For the first hour or so, Muscle Shoals seems to be the rare music-history doc willing to use its subject—a small Alabama town that has earned a reputation as a recording haven—as a springboard for something bigger than just a collection of archival clips and rock-star anecdotes. Unfortunately, the film eventually gives in to the clichés of the genre. And although the intriguingly named first-time director Greg “Freddy” Camalier makes the twice-told tales of the film’s second hour watchable, they end up paling in comparison to its essayistic first half.
Dominated by landscape shots, the movie’s opening stretch interweaves the early history of Rick Hall’s FAME studio—which produced “Respect,” “Chain Of Fools,” “When A Man Loves A Woman,” and Wilson Pickett’s version of “Land Of A Thousand Dances”—with discussions of nature, race relations, and the role of communities in producing art. Big-name talking heads, including Mick Jagger, Keith Richards, Bono, Jimmy Cliff, and Aretha Franklin, serve as cultural commentators rather than personal storytellers. It’s refreshing, for example, to see Jagger and Richards talk at length about the often-overlooked country-soul crooner Arthur Anderson, or to hear an uncharacteristically cogent Bono discuss the importance of rivers in shaping the sound and imagery of rock music. What emerges is a vision of popular music as the product of a complex combination of landscapes and cultures; much time is devoted to the natural echo of work songs and the innate musicality of bodies of water.
However, because Muscle Shoals is structured chronologically, it is eventually forced to shift its focus from community to rivalry. FAME’s prized session musicians split with Hall to found Muscle Shoals Sound in 1969, and the film’s second hour focuses on the way the competing studios diverged in the 1970s, with Hall moving from soul into mainstream pop—producing records for Paul Anka, Tom Jones, and The Osmonds—as his former employees focused on rock singer-songwriters.

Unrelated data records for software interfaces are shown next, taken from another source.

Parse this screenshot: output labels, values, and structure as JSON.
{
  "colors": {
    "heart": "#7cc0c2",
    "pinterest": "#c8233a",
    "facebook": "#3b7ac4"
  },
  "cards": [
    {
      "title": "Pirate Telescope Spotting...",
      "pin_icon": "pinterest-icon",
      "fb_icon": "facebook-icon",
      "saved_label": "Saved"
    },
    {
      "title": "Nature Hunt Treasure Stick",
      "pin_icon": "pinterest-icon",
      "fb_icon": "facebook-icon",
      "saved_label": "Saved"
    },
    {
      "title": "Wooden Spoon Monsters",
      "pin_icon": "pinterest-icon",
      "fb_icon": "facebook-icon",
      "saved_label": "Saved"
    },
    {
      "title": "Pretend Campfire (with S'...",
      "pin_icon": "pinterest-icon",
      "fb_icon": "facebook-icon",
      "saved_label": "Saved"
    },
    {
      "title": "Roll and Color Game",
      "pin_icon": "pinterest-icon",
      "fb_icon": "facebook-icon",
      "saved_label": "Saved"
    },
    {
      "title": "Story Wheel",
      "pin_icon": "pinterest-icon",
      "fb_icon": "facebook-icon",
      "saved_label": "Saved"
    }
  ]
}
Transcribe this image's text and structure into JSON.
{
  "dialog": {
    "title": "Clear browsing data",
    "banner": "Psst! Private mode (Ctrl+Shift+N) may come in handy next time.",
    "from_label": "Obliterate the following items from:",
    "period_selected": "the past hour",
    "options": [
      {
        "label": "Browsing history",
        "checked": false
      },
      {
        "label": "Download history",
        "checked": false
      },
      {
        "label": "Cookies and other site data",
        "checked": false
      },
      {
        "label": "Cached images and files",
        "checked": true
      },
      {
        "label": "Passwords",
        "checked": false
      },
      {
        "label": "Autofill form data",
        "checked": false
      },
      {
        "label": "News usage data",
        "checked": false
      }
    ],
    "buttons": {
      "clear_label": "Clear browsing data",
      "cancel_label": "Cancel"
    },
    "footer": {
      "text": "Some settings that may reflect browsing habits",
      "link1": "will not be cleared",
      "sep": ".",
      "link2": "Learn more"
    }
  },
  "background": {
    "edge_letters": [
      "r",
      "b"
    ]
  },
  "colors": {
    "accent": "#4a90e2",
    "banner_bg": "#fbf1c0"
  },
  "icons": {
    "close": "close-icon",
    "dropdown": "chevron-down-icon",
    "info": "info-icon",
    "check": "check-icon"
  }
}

While the film ends up making a case for the importance of session musicians—especially drummer Roger Hawkins—in shaping popular music, it does so through means so conventional (archival footage, statements from famous people) that its second half feels like an extended, tacked-on epilogue to an hour-long essay film.